[What you should do]: Copy all lines below that use the word "Config".

[Data provided]:

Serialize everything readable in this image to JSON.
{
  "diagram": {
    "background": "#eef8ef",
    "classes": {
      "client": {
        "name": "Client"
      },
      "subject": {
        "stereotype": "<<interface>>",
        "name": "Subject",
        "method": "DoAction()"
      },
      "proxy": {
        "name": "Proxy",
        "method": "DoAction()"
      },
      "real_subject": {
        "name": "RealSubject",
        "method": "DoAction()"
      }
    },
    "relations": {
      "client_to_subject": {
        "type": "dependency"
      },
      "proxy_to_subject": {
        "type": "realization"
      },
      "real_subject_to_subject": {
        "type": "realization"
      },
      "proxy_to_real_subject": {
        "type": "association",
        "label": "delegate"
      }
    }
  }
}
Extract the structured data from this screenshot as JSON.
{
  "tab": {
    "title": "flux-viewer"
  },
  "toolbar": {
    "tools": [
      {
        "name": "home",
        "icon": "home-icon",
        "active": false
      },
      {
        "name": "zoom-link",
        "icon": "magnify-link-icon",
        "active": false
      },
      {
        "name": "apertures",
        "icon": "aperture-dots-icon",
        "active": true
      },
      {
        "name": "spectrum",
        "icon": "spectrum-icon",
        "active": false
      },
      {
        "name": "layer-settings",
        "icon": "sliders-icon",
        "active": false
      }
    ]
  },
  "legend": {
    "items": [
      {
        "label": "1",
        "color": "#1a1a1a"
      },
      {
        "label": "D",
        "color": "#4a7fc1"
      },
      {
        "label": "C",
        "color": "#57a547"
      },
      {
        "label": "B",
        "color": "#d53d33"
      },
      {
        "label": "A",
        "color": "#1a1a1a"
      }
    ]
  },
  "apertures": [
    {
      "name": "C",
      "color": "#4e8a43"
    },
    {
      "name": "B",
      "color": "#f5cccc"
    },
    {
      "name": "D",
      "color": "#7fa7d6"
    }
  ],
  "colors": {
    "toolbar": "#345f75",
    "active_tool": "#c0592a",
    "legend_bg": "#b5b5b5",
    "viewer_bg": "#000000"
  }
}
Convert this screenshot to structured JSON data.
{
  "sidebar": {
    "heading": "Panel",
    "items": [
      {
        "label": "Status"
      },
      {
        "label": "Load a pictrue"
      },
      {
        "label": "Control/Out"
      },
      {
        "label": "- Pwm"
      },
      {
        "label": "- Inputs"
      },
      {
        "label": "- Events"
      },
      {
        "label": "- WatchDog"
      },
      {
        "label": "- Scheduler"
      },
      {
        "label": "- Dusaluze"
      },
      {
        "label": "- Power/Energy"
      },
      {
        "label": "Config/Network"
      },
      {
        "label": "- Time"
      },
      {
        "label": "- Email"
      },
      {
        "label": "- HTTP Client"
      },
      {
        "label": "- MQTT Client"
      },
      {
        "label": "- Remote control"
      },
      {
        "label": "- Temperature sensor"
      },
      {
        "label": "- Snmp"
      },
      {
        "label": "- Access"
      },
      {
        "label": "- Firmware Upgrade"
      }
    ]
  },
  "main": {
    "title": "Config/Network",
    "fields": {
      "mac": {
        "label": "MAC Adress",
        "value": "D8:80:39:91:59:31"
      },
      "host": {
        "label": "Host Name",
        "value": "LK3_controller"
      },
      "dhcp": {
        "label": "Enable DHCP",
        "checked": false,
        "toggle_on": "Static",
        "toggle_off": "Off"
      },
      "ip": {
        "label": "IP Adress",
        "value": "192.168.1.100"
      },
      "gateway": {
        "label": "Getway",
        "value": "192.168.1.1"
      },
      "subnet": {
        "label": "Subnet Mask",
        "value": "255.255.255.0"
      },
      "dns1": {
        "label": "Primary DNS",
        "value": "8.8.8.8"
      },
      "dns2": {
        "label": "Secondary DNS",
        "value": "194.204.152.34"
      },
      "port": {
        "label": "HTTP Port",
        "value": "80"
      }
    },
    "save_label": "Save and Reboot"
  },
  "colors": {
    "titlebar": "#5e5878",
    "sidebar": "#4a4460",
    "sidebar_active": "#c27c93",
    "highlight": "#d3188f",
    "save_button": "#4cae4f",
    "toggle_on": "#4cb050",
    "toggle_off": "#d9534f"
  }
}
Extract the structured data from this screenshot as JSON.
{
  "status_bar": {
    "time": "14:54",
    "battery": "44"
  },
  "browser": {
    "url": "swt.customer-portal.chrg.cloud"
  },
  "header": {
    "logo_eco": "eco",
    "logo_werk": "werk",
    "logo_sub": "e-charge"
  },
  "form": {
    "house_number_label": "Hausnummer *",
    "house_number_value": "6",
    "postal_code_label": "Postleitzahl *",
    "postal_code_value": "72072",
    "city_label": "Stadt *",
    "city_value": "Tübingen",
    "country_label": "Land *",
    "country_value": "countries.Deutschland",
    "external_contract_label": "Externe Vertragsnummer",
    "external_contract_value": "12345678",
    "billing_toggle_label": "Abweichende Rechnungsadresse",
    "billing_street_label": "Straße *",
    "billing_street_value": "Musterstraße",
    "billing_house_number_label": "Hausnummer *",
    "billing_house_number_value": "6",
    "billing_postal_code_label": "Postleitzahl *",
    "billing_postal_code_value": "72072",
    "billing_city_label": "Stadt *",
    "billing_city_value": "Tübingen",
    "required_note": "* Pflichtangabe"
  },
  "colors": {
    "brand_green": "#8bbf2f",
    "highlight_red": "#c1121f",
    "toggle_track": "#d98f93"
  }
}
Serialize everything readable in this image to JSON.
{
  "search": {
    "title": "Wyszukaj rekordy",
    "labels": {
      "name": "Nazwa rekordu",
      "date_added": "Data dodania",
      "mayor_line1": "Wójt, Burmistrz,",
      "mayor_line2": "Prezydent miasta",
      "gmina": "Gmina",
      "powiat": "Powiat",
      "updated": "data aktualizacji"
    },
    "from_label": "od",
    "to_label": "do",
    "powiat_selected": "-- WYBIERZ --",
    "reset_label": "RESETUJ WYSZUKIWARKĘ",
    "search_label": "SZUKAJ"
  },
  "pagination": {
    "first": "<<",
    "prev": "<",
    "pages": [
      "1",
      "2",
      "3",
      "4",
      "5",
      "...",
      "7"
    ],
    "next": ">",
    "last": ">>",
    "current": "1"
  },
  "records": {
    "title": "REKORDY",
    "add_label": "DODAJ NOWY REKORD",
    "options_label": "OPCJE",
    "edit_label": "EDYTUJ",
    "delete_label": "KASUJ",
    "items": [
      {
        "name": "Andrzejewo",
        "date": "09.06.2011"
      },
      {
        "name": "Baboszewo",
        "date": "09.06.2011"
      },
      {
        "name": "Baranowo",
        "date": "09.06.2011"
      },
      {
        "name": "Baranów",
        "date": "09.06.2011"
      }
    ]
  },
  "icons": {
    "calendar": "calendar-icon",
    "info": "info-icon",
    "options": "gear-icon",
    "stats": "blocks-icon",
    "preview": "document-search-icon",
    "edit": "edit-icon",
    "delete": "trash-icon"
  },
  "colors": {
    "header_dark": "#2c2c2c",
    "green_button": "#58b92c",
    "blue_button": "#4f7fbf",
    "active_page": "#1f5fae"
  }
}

[Result]:
        "label": "Config/Network"
    "title": "Config/Network",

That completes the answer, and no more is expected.